Abstract

In 1939, U.S. Vogue magazine dedicated its February issue to the promotion of the New York World's Fair, which would open in April 1939, giving significant editorial space to the subject of industrial design for the first time.
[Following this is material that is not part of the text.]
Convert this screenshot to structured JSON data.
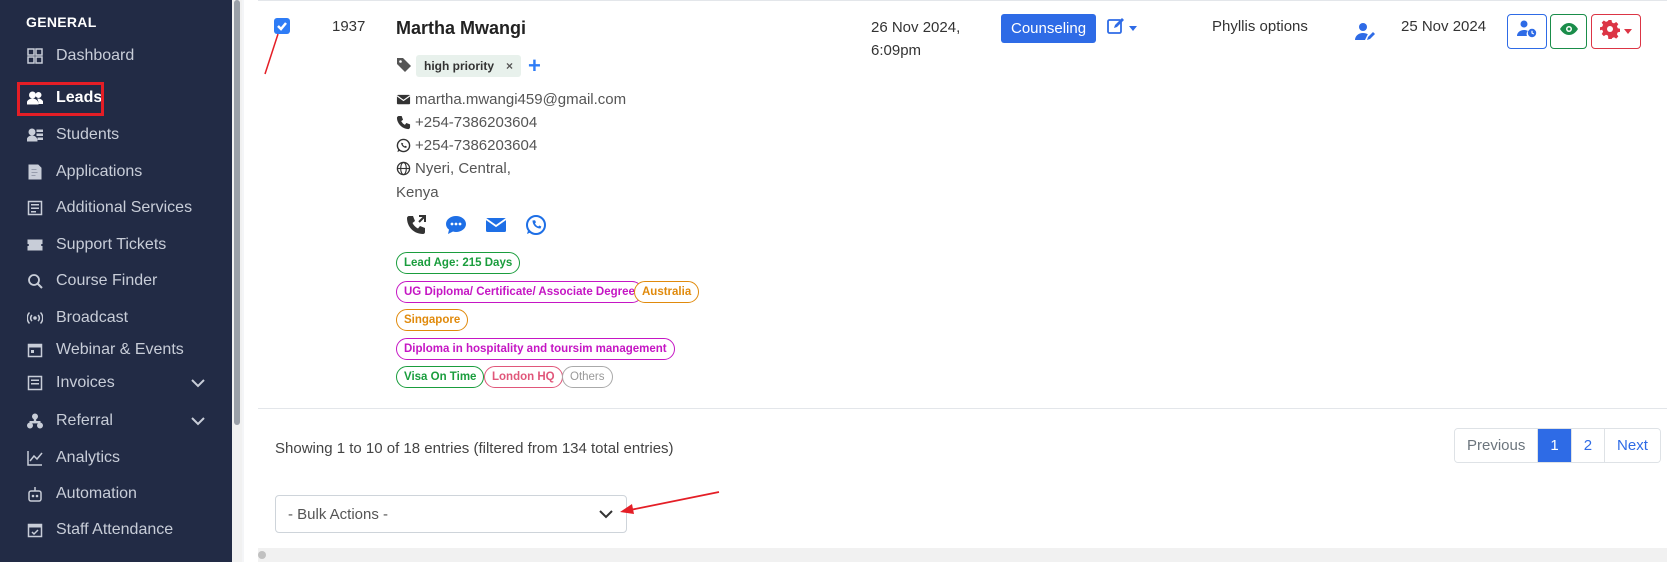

The issue's leading fashion editorial feature, “Fashions of the Future,” invited nine industrial designers to dress the “woman of tomorrow.” The feature served as a promotional vehicle for the World's Fair and for the industrial designers who worked on it. Through a close examination of the issue's visual and textual content, this article explores the relationship between industrial design, fashion, consumption, and gender at a formative moment in the professionalization of design in the United States at the outbreak of the Second World War. It argues that fashion media served a discursive function in the elevation of the industrial designer's professional status, presenting a case for further consideration of the relationship between fashion and industrial design in the history of the design profession.

This content is only available as a PDF.